Last month, the Vermont Agency of Agriculture awarded the Champlain Valley Union High School a Farm-to-School planning grant of $2,500 as part of a $70,000 total awarded to ten schools around Vermont. The grant program, in its ninth year, has so far reached 101 schools, impacting 27,000 students.
What is Farm-to-School (FTS)? The meaning is growing all the time. The Vermont Agency of Agriculture (VAA) states that the program “enables Vermont schools to engage students in their local food system by incorporating local food and farm education in their cafeterias, classrooms and communities.” Although “farm-to-school” as a phrase still carries a connotation similar to “farm-to-plate,” the endeavor has gone well beyond the mission of making cafeteria food healthy. At the high school level, the program can nurture meaningful curriculum innovation.

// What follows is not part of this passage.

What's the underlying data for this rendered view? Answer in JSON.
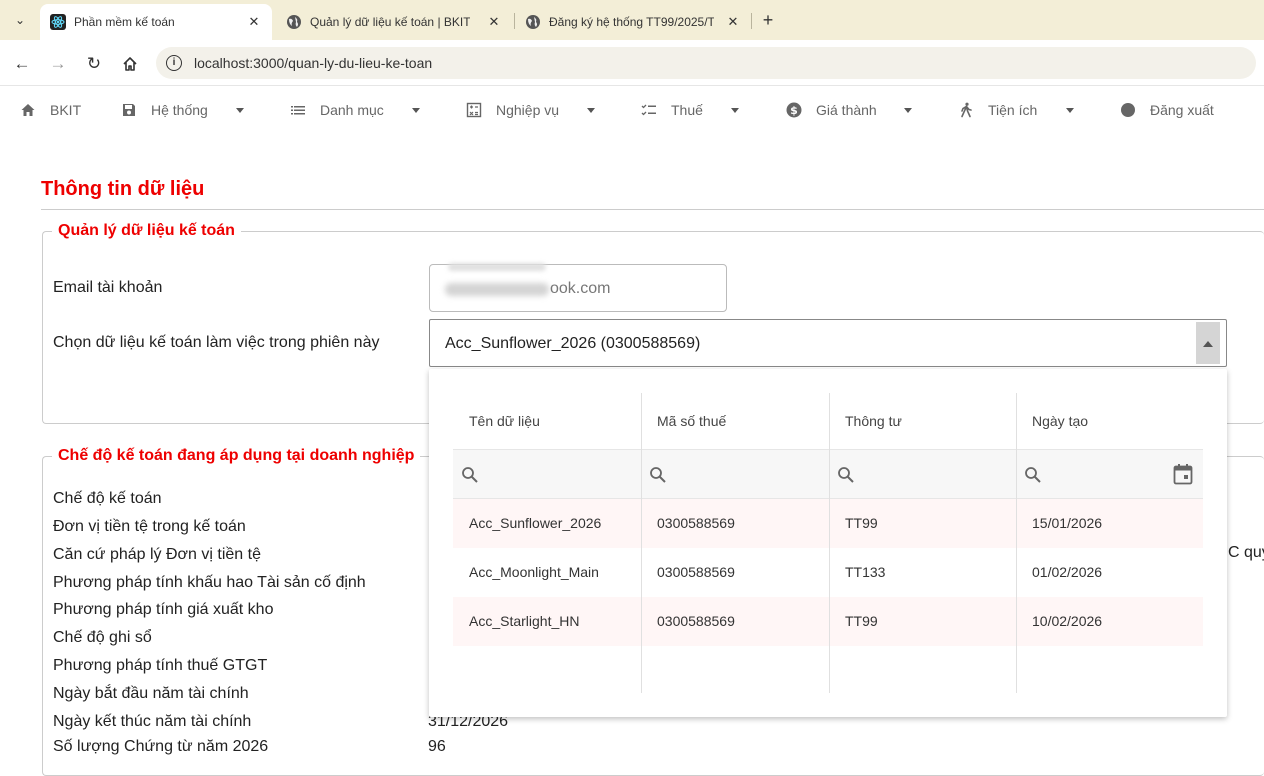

CVU has been a model of innovation before, and already boasts a strong cafeteria garden program with Cafe Manager Leo Laforce at the helm. Mr. Laforce, in his 4th decade as a food service management professional, has overseen CVU’s café program for twelve years, placing priority on local sourcing and inviting fresh food options, all within cost constraints. “In twelve years, the price of lunch has gone from $2.25 to $2.75,” LaForce said.
He also must comply with USDA regulations such as the “Smart Snack” guidelines that went into effect last year, when students noticed that cookies were discontinued for a time. After a “bring back the cookies” protest, cookies appeared again, “but not the same ones as before [the whole-grain requirement],” notes Laforce. “These cookies meet the regs, but we don’t sell nearly as many. It used to be 200-300 a day; now it’s about 100. Maybe that’s a good thing.”
In the time Laforce has managed food service at CVU, the menu has grown from just two specials to vegetarian and gluten-free options, sandwich and salad bars, and breakfast offerings. Outside, a garden with six vegetable beds and a greenhouse provides fresh vegetables and herbs that LaForce said make a big difference. Asked if he works more hours than when food service was simpler, Laforce responds, “I don’t think it’s harder. I just get more excited to work.”
Meanwhile, CVU is charting a course through a kind of sea change in how teaching is done. Since June 2013, Act 77, also known as the Flexible Pathways Bill, has brought on an official policy of recognizing interdisciplinary and standards-based approaches to learning, though innovating FTS has been germinating at CVU well before that.
The FTS movement has enjoyed support from principal Adam Bunting and Agency Secretary (and CVU alumnus) Chuck Ross, as well as many teachers who were already collaborating and planning for this opportunity. The grant co-writers are science teacher David Trevithick and wellness teacher Troy Paradee, both native Vermonters.
What is new about this next stage in FTS at CVU? “Rigor,” replies Trevithick. “We’re trying to create citizens with the ability to vote on things like GMO labelling and to use their voice in informal ways as well.”
The FTS curriculum will dovetail with a planned Sustainability Hub in the curriculum, an integral piece of the Flexibility Pathways agenda at CVU. Special educators David Richardson and Sharon Ogden now work with students on the school garden, which is to expand to a larger plot. Other legs of the Hub will include Katy Antos-Ketcham and the Environmental Action Club, and the Design Tech team, which will be building the new hoop houses. In a curriculum environment with ever-fewer border, FTS programs are “a way in” to engaging with biology, math, history, and many other subjects. Trevithick added, “The whole point of sustainability is that a lot of areas can use it.”